Wednesday, September 05, 2007

Common Sense

Everyone is talking, but no one is listening.

Hard to understand how we are going to correct our problems without building a House to represent all of us.

Two hundred and twenty years ago at this point in the Constitutional Convention, the founders in Philadelphia had settled on a simple ratio to be used to represent We the People. The ratio at this time, in early September 1787, was 1 Representative for every 40,000 inhabitants in a state (3/5 representation for slaves).

On 17 September, Washington and the others would make the change to 30,000 - but see how simple and straightforward numbers are? They de-politicize the most political issue - representing We the People in Congress.

And being simple in our rules of government can be a virtue - as it was to the founders. Thomas Paine, writing in 1776 at the very beginning of the cause of constitutional government - meaning one written for all to read - argued for simplicity in government in his pamphlet Common Sense -

"I draw my idea of the form of government from a principle in nature, which no art can overturn, viz. that the more simple any thing is, the less liable it is to be disordered, and the easier repaired when disordered."

We the People are in need of a simple solution - like a government organized according to its Constitution, which in our case is: "The Number of Representatives shall not exceed one for every thirty Thousand." (Article 1)

That is what it says, and of course we can amend it, but wouldn't it be interesting if we actually did what our Constitution said to do?

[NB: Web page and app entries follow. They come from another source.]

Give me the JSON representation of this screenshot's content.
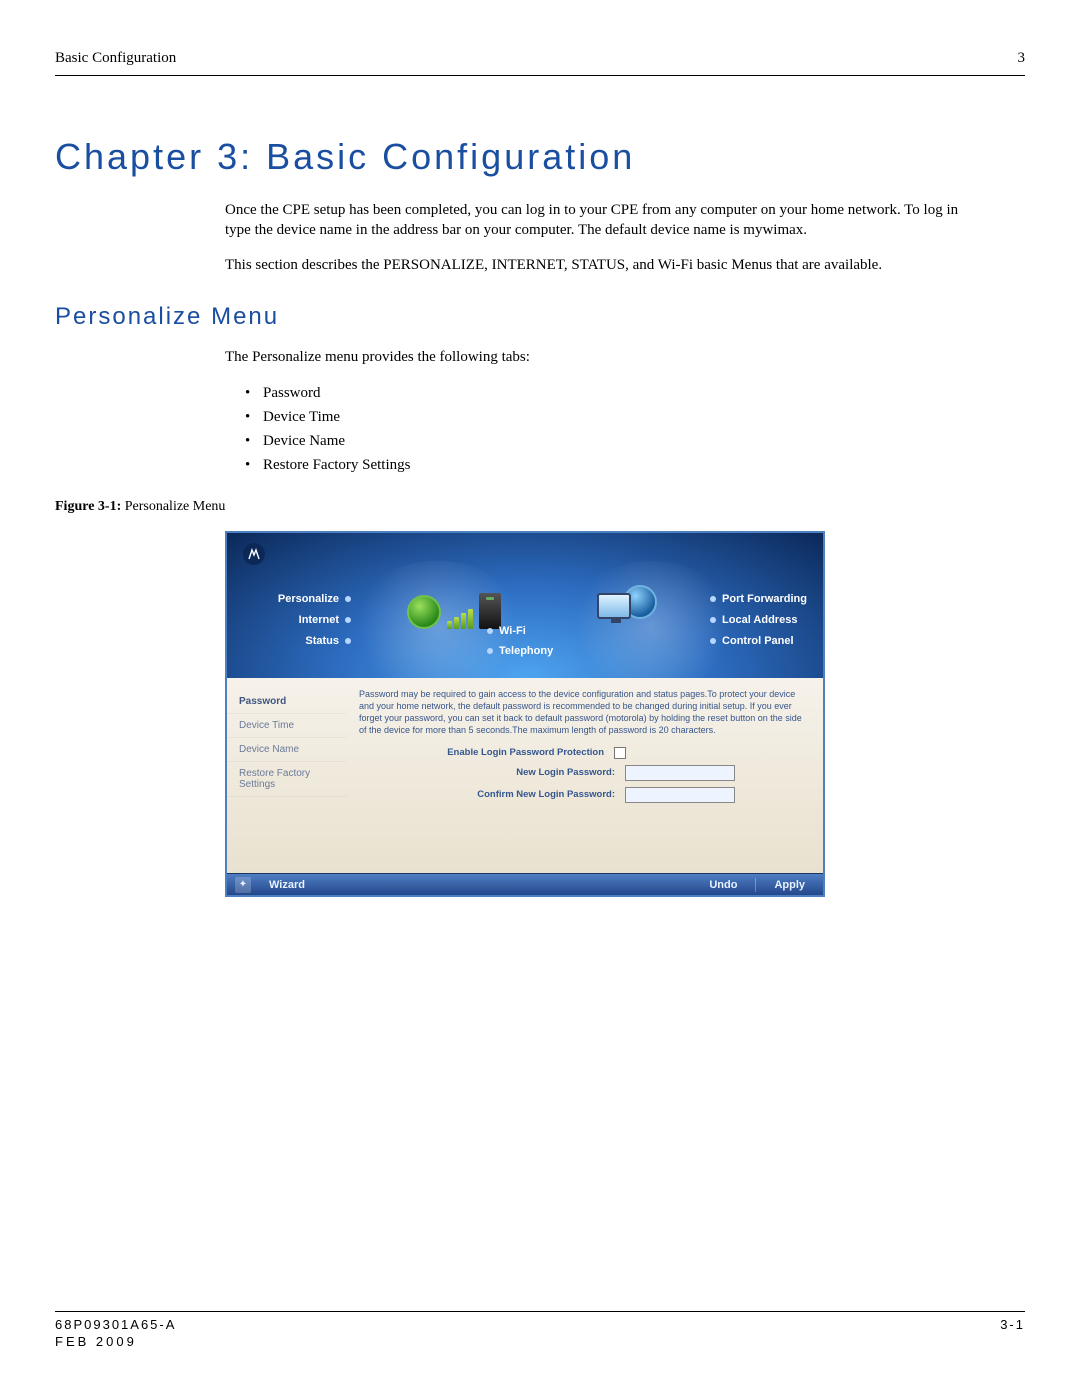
{
  "header": {
    "left": "Basic Configuration",
    "right": "3"
  },
  "chapter_title": "Chapter 3: Basic Configuration",
  "intro_p1": "Once the CPE setup has been completed, you can log in to your CPE from any computer on your home network. To log in type the device name in the address bar on your computer. The default device name is mywimax.",
  "intro_p2": "This section describes the PERSONALIZE, INTERNET, STATUS, and Wi-Fi basic Menus that are available.",
  "section_title": "Personalize Menu",
  "section_intro": "The Personalize menu provides the following tabs:",
  "tabs_list": [
    "Password",
    "Device Time",
    "Device Name",
    "Restore Factory Settings"
  ],
  "figure": {
    "label": "Figure 3-1:",
    "caption": "Personalize Menu"
  },
  "ui": {
    "nav_left": {
      "personalize": "Personalize",
      "internet": "Internet",
      "status": "Status"
    },
    "nav_mid": {
      "wifi": "Wi-Fi",
      "telephony": "Telephony"
    },
    "nav_right": {
      "portfwd": "Port Forwarding",
      "localaddr": "Local Address",
      "cpanel": "Control Panel"
    },
    "side": {
      "password": "Password",
      "device_time": "Device Time",
      "device_name": "Device Name",
      "restore": "Restore Factory Settings"
    },
    "help_text": "Password may be required to gain access to the device configuration and status pages.To protect your device and your home network, the default password is recommended to be changed during initial setup. If you ever forget your password, you can set it back to default password (motorola) by holding the reset button on the side of the device for more than 5 seconds.The maximum length of password is 20 characters.",
    "form": {
      "enable_label": "Enable Login Password Protection",
      "new_pw_label": "New Login Password:",
      "confirm_pw_label": "Confirm New Login Password:"
    },
    "footer": {
      "wizard": "Wizard",
      "undo": "Undo",
      "apply": "Apply"
    }
  },
  "page_footer": {
    "docnum": "68P09301A65-A",
    "date": "FEB 2009",
    "pagenum": "3-1"
  }
}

But hey? - Why bother representing We the People in Congress? How could that make a difference?

Labels: , ,